icon bookmark-bicon bookmarkicon cameraicon checkicon chevron downicon chevron lefticon chevron righticon chevron upicon closeicon v-compressicon downloadicon editicon v-expandicon fbicon fileicon filtericon flag ruicon full chevron downicon full chevron lefticon full chevron righticon full chevron upicon gpicon insicon mailicon moveicon-musicicon mutedicon nomutedicon okicon v-pauseicon v-playicon searchicon shareicon sign inicon sign upicon stepbackicon stepforicon swipe downicon tagicon tagsicon tgicon trashicon twicon vkicon yticon wticon fm
3 Aug, 2022 14:03

World anti-doping chief wants end to US exceptionalism

WADA boss Witold Blanka wants to see steps from US college and professional sports
World anti-doping chief wants end to US exceptionalism

World Anti-Doping Agency (WADA) president Witold Banka has said his organization is stepping up efforts to get more American sports to align themselves with its regulations. Major US leagues and college sports remain largely outside the WADA system, operating their own anti-doping controls which are often seen as questionable.

While America has signed up to the WADA Code and has its own US Anti-Doping Agency (USADA), the likes of major leagues such as the NFL, NBA, MLB and others are not subject to WADA controls.

College sport is also something of a gray area, even though US athletes competing at international events are routinely tested. 
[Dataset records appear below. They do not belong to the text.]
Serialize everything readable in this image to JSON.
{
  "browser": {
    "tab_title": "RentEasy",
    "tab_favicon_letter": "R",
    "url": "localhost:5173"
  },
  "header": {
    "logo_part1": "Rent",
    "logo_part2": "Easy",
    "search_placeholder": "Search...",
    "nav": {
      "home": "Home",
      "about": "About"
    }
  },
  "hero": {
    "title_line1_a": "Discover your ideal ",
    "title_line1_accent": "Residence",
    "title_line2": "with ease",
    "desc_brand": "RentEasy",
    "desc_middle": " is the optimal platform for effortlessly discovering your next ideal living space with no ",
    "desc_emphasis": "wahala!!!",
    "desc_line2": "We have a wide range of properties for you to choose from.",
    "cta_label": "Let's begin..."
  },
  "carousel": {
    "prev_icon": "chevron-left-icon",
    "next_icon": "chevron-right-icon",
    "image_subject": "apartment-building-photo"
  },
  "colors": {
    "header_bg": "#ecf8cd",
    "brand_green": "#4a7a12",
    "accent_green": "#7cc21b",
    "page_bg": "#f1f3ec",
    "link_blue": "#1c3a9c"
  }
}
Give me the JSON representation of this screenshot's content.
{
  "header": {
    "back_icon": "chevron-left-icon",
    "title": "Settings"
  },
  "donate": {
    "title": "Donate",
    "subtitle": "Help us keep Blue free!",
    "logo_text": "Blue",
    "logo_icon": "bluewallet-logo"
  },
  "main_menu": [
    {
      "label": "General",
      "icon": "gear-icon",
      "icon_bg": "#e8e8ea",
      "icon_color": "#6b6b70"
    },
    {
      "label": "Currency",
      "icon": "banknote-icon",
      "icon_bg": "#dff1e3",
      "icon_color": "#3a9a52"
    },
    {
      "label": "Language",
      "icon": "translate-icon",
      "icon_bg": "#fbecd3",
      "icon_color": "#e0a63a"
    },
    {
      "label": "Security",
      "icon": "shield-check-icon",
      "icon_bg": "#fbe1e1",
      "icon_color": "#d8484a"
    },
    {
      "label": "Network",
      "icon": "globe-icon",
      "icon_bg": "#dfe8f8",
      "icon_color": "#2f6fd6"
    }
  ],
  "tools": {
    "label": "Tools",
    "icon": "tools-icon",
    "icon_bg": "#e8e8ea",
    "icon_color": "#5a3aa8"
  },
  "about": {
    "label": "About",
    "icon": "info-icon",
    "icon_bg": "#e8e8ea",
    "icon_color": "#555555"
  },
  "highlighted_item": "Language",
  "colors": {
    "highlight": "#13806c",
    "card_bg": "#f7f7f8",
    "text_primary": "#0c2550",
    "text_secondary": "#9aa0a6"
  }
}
The sense of American exceptionalism has been questioned down the years by officials at WADA and beyond – not least because the US is often quick to preach to other nations, such as it has done whenever Russia has faced doping allegations. 

Back in December 2020, former President Donald Trump signed the Rodchenkov Act – named after a fugitive Russian doctor – which allows the US to prosecute individuals who engage in doping activity at competitions outside its borders if they involve Americans. 

WADA boss Banka told Reuters this week that the time has now come for the US and its major sporting institutions to work more closely with his organization, suggesting that college sports body the NCAA (National Collegiate Athletic Association) would be a good place to start. 

“Maybe the major leagues are more problematic, a different animal, because they are private business but the NCAA is a good example of an institution that should be a co-signatory [to the WADA Code],” Banka said on the sidelines of the Commonwealth Games in the UK city of Birmingham. 

“We proposed some road maps for them. It was our initiative to encourage them and to start working the NCAA.

“It should be one of the main goals of USADA, it is their responsibility, it is their own backyard.”

The Polish official added that the NCAA and American pro sports should also be pressed on the issue by USADA and the US Olympic and Paralympic Committee (USOPC), because “we cannot force them to do it.”

“I told them we are very open to start working with you, but the ball is in their court now,” added said, who has discussed the issue with US officials.

The comments echo a statement by WADA when the Rodchenkov Act initially came into force, which said there were “legitimate concerns” over the American approach to anti-doping measures.

Back in 2018, then-WADA president Craig Reedie said the US should focus on getting its own house in order after criticism of the way the organization handled doping claims against Russia. 

Russian Sports Minister Oleg Matytsin has previously said the Rodchenkov Act in particular poses a threat to absolutely all national systems and organizations.”

Podcasts
0:00
26:21
0:00
24:2